1 lb. 31/40 count shrimp/prawn1/2 cup Walnut halves (make sure you get the walnut halves)3 tablespoons mayonnaise1/2 tablespoon honey1/2 tablespoon condensed milk1 teaspoon lemon juice1 egg white1/2 cup corn starch (for coating the prawn)Oil for frying

 

For the Walnuts:

1/2 cup sugar1/2 cup water

Peel and deveined the shrimp/prawn. Pat dry with paper towels, add the egg white, mix well with the shrimp and set aside.

Rinse the walnut halves with water, drain and set aside.

Heat up the water until it boils and add in the sugar. Keep stirring until it turns thick and golden color and then add the walnut. Boil for 2 minutes, then drain and place walnuts on a cookie sheet/parchment paper to dry. (Regular paper will not work as the walnut will stick to it).

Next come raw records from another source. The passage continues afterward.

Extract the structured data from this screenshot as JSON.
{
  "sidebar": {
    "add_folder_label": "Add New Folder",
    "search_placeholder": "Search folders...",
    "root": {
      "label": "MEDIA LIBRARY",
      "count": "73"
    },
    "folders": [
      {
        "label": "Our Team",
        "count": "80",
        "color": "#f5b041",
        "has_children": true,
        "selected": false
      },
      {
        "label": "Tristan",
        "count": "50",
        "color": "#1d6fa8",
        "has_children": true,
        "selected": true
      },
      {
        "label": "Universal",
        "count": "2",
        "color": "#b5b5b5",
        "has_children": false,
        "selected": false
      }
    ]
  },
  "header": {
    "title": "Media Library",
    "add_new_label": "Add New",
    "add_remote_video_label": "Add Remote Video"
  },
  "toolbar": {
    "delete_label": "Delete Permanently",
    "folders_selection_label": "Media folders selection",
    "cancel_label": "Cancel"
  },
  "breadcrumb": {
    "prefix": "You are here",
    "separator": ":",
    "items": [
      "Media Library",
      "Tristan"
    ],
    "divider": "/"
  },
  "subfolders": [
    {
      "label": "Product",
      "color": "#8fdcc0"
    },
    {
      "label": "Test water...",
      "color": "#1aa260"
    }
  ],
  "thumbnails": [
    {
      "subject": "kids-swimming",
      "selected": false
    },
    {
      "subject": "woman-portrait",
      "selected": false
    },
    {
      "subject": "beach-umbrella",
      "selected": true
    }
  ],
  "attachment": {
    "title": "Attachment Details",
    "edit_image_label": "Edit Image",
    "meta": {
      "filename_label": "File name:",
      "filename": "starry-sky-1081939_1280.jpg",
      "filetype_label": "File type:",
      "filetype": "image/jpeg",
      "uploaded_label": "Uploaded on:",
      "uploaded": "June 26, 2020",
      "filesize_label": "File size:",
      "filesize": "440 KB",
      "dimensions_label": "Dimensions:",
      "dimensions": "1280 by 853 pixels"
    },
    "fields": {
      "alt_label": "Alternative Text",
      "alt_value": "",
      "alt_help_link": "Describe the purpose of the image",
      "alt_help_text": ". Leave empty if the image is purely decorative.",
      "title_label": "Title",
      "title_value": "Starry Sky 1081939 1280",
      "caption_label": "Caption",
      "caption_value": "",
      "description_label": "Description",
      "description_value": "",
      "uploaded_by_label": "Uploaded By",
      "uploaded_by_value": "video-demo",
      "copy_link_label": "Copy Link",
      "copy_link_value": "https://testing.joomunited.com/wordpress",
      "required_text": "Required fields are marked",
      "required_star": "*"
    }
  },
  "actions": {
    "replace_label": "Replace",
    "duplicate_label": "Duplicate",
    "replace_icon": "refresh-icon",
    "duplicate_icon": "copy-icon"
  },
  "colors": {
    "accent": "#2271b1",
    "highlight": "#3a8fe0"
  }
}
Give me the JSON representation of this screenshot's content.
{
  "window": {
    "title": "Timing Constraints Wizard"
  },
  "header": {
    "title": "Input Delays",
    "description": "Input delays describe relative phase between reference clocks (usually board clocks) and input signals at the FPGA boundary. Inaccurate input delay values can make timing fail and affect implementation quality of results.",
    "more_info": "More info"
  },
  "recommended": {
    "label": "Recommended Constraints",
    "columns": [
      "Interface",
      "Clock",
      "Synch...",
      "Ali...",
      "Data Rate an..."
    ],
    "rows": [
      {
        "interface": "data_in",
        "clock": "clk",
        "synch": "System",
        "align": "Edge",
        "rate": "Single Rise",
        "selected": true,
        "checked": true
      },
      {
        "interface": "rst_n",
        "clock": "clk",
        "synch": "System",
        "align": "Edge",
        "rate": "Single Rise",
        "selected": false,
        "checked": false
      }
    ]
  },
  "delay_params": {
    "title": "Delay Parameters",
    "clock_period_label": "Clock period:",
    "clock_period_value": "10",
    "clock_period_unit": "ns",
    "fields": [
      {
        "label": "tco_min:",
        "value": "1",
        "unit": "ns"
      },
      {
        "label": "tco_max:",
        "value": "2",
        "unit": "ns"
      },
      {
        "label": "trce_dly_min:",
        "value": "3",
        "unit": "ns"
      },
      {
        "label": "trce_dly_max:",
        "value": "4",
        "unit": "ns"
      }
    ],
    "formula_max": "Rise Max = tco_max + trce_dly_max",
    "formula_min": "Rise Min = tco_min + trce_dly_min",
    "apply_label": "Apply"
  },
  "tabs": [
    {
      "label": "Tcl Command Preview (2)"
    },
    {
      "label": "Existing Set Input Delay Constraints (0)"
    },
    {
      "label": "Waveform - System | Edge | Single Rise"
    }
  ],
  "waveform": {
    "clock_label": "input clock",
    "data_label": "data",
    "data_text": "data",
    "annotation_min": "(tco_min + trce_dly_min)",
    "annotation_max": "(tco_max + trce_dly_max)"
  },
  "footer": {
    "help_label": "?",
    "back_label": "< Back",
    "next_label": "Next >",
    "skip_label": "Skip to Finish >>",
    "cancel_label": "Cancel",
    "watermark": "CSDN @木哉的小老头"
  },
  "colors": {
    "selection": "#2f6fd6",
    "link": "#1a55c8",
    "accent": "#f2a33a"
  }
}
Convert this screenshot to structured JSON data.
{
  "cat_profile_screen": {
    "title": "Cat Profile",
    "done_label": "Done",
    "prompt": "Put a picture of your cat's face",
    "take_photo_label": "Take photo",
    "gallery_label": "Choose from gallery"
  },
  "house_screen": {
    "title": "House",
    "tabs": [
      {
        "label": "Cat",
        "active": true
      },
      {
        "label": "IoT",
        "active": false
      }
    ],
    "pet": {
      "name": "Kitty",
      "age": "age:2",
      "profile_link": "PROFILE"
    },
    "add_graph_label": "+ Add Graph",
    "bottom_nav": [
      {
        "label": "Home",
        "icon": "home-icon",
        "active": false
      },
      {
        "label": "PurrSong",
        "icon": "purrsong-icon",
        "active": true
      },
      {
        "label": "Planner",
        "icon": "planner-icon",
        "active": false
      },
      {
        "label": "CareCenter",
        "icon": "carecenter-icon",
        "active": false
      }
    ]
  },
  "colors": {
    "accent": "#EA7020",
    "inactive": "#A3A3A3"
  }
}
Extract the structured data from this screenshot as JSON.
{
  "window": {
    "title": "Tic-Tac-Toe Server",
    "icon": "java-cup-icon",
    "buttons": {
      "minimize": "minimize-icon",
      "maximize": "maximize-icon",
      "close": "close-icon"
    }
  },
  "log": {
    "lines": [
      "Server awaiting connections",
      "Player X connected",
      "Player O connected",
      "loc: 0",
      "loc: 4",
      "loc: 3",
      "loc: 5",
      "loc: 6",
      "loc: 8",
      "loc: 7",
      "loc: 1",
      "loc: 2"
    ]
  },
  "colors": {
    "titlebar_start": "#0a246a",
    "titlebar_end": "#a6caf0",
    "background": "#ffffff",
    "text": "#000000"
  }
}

Heat the oil in a wok over high heat. Coat the shrimp with a thick layer of corn flour and then and then fry in the hot oil until golden brown. Remove the shrimps from the wok and drain on paper towels.

In a bowl, stir together the mayonnaise, honey, condensed milk and lemon juice. Add shrimp and toss with the mayonnaise sauce. Transfer to a serving plate and garnish the candied walnuts on top of the shrimp and serve immediately.

Have fun with your kung fu cooking!